The NH-L12S also matched the temperature of the Big Shuriken 2 when using the same fan (Noctua A12x15 PWM), but not quite when compared against Scythe’s own fan, although it should be noted that Scythe’s fan achieves this at much louder noise levels.
It was mentioned earlier in this post that the fan pushes air up through the cooler, my initial concern with this was that the exhaust heat from the CPU could heat up the PSU and cause the fan to start spinning up, but this did not happen with the PSU fan remaining off during all tests.
The second point about the fan pushing air upwards is the affect it has on motherboard/system cooling. The VRM’s on some motherboards benefit from airflow across their heatsinks, with the downdraft coolers such as the NH-L12 and Big Shuriken 2 they help to keep VRM temperatures nice and low. However with the NH-L12S the air is blown upwards away from the motherboard and this is reflected in higher system temperatures with the NH-L12 recording 46C, the SBS2 recording 42C and the NH-L12S recording 49C for the same test.
You may have noticed in the full results table was a “Silence Tuned” section for the NH-L12S, for this I decided to see what was the quietest I could get the system to run the Prime 2 threads + Unigine Valley test whilst maintaining a CPU temp of 70C.
Tweaking the fan curves resulted in a CPU fan speed of 917 rpm and case fan speed of 540 rpm, at these speeds the fans were very quiet, resulting in 27 dB sound level.
With the silence tuned fan curves, at idle the CPU fan completely stopped, GPU fan completely stopped, SFX fan completely stopped, the only fan spinning being the case fan at 393 rpm which was pretty much silent at this speed. The recorded sound was 22 dB which was the same sounds level recorded as the system turned off.

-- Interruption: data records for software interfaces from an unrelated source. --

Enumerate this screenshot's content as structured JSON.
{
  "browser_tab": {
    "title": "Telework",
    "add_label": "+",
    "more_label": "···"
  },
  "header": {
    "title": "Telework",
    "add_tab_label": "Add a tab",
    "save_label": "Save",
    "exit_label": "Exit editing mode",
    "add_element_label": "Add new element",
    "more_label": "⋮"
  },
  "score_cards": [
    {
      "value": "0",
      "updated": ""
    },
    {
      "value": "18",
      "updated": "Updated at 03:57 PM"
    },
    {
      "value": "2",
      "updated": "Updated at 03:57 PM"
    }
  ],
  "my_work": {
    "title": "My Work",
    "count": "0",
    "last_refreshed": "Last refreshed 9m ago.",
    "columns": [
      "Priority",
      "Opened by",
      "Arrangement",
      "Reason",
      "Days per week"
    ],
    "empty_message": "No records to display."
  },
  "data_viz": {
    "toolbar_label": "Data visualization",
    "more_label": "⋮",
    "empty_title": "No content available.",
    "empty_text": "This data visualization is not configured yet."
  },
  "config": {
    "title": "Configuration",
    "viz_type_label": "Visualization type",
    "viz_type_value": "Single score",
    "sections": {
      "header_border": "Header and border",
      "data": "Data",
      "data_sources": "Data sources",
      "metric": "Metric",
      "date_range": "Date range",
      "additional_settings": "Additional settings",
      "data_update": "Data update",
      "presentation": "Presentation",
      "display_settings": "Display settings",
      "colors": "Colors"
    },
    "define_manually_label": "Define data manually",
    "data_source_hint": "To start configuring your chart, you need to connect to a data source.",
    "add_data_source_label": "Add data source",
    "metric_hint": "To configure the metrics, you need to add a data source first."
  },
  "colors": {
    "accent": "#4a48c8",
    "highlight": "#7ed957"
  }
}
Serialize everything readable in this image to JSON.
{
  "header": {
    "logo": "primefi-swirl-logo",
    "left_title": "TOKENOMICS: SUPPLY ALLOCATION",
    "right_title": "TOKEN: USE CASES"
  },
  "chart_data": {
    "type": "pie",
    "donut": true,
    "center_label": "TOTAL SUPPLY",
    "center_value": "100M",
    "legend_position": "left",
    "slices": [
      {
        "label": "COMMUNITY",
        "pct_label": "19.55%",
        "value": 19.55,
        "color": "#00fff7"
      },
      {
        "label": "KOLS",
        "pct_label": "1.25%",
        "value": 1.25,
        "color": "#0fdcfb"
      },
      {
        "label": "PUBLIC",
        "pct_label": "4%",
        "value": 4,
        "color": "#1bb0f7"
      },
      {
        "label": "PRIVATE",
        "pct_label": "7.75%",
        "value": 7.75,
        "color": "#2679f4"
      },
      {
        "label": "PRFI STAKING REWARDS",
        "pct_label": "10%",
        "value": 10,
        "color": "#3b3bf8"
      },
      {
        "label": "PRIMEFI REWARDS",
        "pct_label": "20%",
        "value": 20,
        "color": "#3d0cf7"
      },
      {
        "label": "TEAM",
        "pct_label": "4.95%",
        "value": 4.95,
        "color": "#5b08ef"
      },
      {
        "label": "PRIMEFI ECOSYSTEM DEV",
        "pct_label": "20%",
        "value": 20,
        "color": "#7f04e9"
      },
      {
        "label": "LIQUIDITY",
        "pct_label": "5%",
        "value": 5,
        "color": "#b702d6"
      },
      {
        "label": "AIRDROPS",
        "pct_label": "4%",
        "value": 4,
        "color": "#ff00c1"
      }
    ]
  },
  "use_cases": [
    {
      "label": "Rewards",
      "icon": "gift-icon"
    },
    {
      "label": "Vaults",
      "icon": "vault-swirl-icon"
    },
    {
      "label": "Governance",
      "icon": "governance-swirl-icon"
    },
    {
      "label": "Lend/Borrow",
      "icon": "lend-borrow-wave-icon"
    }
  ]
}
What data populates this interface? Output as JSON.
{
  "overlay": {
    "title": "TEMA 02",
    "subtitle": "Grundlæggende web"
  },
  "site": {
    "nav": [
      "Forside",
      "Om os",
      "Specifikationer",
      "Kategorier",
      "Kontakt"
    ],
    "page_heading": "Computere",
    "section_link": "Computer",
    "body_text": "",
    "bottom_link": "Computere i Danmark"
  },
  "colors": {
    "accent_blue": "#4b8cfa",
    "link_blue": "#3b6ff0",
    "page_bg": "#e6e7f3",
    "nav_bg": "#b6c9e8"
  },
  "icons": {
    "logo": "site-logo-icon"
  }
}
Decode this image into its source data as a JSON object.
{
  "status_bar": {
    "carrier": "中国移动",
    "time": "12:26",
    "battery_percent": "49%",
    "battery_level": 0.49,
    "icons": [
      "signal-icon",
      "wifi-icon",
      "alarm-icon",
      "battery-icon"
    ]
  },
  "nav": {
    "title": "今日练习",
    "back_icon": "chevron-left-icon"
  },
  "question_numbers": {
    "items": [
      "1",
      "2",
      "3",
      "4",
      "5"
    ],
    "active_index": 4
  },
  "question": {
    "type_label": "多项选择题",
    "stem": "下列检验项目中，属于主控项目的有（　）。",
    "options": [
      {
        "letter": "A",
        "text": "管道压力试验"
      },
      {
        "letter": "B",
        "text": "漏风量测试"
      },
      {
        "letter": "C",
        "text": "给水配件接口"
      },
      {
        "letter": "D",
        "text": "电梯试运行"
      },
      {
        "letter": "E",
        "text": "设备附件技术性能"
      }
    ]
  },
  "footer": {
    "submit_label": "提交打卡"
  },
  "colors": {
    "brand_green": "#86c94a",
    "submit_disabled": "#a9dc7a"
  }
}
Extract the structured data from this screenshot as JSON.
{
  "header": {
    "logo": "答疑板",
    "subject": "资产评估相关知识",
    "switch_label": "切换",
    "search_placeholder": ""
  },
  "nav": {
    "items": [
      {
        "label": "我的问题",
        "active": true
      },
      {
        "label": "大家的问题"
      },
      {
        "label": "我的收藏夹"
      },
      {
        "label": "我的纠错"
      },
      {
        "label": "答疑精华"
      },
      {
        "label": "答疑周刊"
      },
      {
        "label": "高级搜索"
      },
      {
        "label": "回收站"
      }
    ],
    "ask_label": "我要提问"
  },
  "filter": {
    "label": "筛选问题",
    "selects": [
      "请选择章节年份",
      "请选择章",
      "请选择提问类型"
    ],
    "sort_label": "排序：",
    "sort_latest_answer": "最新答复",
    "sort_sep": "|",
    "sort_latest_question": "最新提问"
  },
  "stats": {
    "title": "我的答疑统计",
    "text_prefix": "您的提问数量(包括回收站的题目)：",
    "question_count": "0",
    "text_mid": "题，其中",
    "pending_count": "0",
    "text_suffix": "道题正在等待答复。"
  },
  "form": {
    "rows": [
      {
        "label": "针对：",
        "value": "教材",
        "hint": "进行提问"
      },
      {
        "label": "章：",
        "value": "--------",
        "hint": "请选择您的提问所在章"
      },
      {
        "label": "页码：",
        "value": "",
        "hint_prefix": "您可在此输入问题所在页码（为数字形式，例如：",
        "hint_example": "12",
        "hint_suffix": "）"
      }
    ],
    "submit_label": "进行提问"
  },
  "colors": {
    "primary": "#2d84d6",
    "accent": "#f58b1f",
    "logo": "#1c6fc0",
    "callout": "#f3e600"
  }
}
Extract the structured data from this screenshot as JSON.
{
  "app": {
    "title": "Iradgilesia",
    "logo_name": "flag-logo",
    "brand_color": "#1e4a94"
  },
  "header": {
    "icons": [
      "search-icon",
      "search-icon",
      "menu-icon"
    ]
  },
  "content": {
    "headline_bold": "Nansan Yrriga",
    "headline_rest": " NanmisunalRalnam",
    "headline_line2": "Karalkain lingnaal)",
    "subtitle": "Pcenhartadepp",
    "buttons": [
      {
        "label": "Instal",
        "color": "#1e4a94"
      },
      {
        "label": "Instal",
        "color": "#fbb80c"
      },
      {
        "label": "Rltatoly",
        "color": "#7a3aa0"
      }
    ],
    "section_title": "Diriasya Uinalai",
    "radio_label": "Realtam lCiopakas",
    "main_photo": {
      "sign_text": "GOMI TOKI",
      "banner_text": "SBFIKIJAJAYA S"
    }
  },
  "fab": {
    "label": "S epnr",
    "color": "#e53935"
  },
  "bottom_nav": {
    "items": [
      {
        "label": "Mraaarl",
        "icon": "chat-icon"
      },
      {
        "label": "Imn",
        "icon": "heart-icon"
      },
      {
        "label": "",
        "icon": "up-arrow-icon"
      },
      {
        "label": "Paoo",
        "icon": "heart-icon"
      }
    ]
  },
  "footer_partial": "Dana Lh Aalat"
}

Testing this out with an actual game I played a few rounds of PUBG at 4K resolution with low settings for a resulting frame rate of about 50 fps, when paired with my G-Sync monitor it gives a really nice smooth and crisp experience, for this game I prefer detail over frame-rate. The CPU temp topped out at 61C during gaming, at this point the GPU was the loudest component resulting in a sound level of 25dB, i would describe it as a quiet low level hum coming from the GPU side of the case. Not bad at all for a heavy 4K gaming session.
The extra cooling performance over its predecessor whilst maintaining the same quiet operation makes the Noctua NH-L12S the complete package and in my opinion the top choice sub 70mm CPU cooler best suited for the LZ7 when using an SFX PSU.